As we will come back to in an upcoming article, the company should have a complaints procedure, through which employees can report risks or actual adverse impacts related to the company’s operations, as well as shortcomings in the internal due diligence processes. The company also needs to ensure that there are procedures in place for investigating, responding to and, where appropriate, remedying adverse impacts.
The fact that the negative effects on human rights and the environment often occur further down the corporate value chains is an important reason for the increasing introduction of legislation with extensive obligations regarding due diligence in this regard. In the light hereof, the company’s actions must extend not only to its own operations and subsidiaries, but also to activities in the value chain linked to the company. The company needs to set requirements for and engage its suppliers and other business relationships in the efforts to respect human rights and the environment.
Thus, companies need to communicate essential parts of their due diligence policies and relevant sustainability risks to their suppliers and other business relationships. However, this is not sufficient to ensure that the requirements and ambitions set by the company are met. Pre-qualification processes for suppliers and other business relationships should be developed, where specific criteria must be met by the party before a transaction takes place or a business relationship is entered into. The criteria should be adapted to the specific risks that have been identified as relevant for the business relationship and its activities or areas of operation. When an agreement is entered into, it should include requirements relating to the relevant risks, as well as a regulation of the possibilities of monitoring and the consequences of non-compliance.
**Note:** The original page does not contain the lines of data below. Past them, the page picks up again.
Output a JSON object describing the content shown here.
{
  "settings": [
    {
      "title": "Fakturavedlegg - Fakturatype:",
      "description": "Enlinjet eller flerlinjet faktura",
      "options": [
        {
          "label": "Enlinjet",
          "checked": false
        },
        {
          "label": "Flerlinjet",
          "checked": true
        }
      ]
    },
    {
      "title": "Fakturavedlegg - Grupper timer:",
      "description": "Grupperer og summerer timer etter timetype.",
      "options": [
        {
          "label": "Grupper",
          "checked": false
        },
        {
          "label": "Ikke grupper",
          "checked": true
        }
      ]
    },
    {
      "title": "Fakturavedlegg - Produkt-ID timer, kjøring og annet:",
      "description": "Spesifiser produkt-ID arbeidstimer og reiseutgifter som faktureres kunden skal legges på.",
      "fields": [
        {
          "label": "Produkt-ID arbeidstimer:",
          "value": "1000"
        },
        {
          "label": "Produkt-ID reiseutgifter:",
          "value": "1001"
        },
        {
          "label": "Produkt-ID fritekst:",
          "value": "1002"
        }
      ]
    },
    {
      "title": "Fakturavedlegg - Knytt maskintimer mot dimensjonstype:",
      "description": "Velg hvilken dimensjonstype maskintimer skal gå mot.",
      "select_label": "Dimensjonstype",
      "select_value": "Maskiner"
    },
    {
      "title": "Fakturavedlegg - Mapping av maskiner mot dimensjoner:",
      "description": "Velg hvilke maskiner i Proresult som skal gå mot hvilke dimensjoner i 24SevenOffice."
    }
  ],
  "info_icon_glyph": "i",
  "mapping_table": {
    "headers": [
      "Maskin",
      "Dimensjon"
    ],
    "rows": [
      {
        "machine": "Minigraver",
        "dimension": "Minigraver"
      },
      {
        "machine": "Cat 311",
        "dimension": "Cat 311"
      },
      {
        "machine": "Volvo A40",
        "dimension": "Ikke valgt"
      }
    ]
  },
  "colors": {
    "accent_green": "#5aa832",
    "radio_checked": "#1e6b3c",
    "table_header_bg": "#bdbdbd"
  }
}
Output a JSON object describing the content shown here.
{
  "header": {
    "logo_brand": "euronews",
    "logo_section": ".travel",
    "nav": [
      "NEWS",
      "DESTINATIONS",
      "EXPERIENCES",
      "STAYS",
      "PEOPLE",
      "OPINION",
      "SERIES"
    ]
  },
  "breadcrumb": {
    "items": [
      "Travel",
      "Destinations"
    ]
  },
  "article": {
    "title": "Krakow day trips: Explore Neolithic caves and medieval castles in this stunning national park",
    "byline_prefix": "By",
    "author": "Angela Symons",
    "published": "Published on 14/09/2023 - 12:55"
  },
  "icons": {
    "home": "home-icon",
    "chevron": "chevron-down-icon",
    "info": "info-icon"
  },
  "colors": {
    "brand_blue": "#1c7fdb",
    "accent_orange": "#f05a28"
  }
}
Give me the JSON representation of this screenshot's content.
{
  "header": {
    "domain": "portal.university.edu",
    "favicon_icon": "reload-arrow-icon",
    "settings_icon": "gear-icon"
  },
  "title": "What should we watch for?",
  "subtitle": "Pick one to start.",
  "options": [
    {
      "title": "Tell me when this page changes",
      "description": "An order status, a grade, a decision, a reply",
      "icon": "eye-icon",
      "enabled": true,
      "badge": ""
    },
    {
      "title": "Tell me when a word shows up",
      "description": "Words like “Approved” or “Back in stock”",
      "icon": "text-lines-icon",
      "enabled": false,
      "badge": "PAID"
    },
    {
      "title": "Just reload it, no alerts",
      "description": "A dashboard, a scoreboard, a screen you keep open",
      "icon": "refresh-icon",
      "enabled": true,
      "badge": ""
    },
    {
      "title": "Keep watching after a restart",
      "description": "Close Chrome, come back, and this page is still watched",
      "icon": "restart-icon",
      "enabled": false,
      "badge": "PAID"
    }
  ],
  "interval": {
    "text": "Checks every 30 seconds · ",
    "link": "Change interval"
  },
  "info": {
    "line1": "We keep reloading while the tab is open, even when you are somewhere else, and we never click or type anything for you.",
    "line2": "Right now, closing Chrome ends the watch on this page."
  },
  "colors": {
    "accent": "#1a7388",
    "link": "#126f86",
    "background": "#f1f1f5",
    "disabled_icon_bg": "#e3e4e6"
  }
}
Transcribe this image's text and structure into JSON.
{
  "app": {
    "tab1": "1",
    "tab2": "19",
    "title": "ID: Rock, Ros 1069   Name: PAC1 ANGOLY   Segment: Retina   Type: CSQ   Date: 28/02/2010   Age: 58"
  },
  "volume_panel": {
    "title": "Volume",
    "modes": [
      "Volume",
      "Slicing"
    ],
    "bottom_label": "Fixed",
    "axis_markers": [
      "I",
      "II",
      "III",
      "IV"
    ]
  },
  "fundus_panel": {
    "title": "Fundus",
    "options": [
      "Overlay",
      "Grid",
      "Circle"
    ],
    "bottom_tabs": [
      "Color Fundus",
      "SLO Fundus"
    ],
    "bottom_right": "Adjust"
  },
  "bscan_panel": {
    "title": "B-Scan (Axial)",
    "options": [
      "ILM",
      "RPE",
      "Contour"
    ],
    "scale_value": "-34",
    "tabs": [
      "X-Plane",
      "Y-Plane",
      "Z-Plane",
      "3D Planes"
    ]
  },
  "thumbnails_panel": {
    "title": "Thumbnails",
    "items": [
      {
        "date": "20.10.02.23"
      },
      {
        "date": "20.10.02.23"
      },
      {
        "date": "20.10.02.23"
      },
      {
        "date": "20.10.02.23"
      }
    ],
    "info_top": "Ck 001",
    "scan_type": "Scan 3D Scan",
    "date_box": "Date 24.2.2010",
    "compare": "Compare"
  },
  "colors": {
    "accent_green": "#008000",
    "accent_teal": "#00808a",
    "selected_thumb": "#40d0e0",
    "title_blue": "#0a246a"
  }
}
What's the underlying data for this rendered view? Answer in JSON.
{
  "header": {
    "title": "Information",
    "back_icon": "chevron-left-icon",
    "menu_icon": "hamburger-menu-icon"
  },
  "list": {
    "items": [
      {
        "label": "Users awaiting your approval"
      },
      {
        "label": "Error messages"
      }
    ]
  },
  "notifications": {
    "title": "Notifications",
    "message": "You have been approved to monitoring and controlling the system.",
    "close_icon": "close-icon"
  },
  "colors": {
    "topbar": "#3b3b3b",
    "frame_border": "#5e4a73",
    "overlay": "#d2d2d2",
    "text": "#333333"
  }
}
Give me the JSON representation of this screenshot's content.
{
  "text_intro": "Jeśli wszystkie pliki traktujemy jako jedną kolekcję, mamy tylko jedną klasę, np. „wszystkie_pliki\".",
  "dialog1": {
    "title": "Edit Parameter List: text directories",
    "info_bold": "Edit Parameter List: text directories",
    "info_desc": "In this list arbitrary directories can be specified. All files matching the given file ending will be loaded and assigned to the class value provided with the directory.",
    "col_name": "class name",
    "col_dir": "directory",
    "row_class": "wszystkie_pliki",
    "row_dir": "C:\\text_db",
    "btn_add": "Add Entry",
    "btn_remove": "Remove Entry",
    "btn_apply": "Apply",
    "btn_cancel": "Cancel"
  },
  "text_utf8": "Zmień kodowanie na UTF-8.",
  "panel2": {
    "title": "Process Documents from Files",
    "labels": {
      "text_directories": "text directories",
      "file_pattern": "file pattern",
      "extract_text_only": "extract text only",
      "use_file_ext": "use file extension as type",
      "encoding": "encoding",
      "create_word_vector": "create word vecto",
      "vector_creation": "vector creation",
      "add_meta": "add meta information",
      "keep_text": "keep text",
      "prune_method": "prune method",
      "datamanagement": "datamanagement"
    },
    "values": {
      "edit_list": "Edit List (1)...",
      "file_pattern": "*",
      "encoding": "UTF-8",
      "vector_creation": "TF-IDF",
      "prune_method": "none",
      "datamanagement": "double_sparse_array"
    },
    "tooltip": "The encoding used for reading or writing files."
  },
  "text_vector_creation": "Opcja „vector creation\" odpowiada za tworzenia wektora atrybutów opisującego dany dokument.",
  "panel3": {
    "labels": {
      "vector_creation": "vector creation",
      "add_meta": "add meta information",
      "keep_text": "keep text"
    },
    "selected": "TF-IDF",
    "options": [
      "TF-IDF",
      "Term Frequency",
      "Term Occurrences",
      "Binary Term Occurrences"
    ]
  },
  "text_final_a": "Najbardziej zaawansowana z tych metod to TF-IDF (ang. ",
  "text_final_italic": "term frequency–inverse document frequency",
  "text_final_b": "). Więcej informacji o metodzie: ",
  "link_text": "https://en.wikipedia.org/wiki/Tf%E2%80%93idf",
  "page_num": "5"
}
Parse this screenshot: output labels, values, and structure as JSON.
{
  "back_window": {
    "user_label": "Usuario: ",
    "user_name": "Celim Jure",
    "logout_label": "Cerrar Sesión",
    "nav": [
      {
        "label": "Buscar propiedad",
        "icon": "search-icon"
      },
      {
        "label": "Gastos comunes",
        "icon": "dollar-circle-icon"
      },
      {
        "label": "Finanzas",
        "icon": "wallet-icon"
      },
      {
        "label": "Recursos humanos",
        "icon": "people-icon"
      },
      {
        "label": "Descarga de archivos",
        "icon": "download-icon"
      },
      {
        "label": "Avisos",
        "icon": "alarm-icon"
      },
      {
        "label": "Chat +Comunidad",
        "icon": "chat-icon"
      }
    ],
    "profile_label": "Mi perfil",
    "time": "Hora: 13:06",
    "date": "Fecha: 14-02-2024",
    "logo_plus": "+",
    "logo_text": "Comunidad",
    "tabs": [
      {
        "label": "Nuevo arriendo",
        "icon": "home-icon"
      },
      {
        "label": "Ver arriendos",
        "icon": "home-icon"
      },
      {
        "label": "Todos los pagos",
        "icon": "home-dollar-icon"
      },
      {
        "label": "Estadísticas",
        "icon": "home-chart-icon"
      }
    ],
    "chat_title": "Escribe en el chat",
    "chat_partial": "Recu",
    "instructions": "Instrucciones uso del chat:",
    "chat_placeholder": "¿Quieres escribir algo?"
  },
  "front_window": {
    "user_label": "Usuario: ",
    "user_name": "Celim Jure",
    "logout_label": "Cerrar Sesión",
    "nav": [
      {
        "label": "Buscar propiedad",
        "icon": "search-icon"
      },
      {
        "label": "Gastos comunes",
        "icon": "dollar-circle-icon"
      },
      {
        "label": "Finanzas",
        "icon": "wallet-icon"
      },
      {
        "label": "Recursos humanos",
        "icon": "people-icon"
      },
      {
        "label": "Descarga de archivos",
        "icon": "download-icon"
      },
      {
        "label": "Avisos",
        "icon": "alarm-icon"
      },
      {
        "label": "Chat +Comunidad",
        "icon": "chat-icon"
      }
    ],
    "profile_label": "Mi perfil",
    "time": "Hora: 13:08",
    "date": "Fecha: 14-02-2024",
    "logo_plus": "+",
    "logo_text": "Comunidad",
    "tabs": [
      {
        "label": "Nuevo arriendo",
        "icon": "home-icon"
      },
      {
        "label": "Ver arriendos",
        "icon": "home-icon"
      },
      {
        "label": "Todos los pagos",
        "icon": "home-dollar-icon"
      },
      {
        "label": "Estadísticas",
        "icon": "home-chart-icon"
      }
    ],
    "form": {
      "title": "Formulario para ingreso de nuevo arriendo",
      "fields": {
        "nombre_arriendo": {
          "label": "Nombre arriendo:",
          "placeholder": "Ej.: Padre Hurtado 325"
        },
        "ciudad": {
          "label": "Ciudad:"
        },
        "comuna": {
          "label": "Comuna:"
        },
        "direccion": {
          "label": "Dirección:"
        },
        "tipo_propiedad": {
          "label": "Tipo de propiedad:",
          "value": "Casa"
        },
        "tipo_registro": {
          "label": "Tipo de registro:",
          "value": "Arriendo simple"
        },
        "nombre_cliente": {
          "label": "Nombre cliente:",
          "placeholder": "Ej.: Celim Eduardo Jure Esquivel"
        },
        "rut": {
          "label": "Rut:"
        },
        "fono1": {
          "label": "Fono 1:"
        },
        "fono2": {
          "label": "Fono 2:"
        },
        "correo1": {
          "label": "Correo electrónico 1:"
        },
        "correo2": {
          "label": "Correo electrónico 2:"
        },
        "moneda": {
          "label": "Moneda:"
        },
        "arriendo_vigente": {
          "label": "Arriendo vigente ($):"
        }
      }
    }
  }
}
Where necessary, particularly in the case of small and medium-sized companies, the company may need to provide appropriate resources and training to suppliers and other business relationships to enable them to understand relevant risks and meet the company’s human rights and environmental due diligence requirements.
The company also needs to review the incentives for suppliers and other business relationships to comply with the company’s policies and code of conduct. In some cases, the procurement procedures or commercial terms used, such as pricing and discount mechanisms, may reward parties that act in a way that creates a risk of human rights and the environment being disregarded along the value chain. Similarly, the company can create incentives in its business relationships to promote the respect for human rights and the environment, for example by linking better terms to improvements in the party’s performance on certain sustainability factors or goals.